Ask any cigar expert and they’ll tell you that Cuban cigars are the best in the world. The fertile soil and unique microclimate, particularly in the Western province of Pinar del Rio, has been utilized for several generations by Cuban tobacco farmers.
According to a Wall Street Journal article from last year, tobacco production is down from 2009 and industry insiders are wondering if the country can keep up with demand. American cigar smokers spend about $4 billion dollars per year on stogies, but at the moment, only 3 percent of the premium, handmade cigars are Cuban. Habanos, a joint venture between the British company Imperial Brands and the Cuban government, have projected a 30 percent increase in American sales totaling an almost $700 million dollar increase in sales should the embargo be lifted.
There are many obstacles in the road to a fine Cuban cigar.
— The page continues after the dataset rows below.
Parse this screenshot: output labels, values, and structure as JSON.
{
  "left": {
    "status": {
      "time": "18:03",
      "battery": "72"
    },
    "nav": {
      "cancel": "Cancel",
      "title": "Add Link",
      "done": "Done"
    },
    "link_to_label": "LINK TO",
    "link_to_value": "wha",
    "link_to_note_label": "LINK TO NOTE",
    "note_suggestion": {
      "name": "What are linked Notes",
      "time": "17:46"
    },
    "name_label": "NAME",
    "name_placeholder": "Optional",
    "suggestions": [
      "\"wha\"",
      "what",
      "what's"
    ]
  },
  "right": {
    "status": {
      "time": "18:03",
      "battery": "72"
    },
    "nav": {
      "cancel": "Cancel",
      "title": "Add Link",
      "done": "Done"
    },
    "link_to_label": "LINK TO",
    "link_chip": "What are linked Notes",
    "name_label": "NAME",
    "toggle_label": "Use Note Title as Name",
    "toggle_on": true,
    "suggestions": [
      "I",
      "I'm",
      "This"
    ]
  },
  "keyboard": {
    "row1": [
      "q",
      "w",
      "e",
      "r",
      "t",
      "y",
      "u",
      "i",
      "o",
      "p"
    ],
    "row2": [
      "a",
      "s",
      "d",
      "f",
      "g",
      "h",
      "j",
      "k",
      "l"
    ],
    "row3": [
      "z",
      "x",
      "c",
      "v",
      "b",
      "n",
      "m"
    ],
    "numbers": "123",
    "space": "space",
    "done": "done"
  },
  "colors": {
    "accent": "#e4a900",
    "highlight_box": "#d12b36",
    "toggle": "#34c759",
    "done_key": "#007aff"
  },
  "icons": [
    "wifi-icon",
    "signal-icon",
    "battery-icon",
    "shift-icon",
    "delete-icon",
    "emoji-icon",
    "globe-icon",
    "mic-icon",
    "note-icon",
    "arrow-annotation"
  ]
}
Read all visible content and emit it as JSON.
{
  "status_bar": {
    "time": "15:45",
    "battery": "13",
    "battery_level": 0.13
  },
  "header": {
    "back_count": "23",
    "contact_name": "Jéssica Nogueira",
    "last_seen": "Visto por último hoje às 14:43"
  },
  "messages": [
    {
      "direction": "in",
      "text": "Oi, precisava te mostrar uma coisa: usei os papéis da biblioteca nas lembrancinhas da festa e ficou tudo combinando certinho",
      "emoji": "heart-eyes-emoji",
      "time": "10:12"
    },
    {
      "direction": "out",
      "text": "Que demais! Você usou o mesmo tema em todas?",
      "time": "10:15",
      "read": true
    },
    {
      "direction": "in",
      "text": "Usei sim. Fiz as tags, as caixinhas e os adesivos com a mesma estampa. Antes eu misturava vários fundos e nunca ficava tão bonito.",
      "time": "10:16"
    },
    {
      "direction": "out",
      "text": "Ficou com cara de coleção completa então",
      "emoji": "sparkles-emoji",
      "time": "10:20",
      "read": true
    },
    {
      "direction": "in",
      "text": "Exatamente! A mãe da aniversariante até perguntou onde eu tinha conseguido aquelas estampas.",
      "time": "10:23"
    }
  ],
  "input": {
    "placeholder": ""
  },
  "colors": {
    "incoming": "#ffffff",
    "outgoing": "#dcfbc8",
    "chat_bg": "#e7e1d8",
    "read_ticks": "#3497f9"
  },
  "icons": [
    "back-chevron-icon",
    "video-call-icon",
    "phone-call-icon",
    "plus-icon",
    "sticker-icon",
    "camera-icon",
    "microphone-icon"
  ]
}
Unfavorable weather, insect infestations and aging equipment make the farmers’ work more difficult, but the most problematic step is that of the actual hand-rolling. It can take years to master the art of rolling the perfect cigar and those who do can earn three to four times the wages of other government jobs.
If you go to Cuba and want to buy some cigars, you will have countless offers that always start with “my fring.” That’s right, “fring.” One of my best friends in Havana and I came up with that a few years ago. Of course, they mean “friend,” but it comes out as “fring,” and trust me, you ain’t no “fring” or “friend.” I mean, when some stranger on the street wants to give you a deal, you have to wonder why. The bottom line is, if you want some real Cuban cigars, either buy them directly from a farmer or go to an official cigar shop. Buying cigars in the street can be kind of fun and exciting, but let the buyer beware, “my fring.”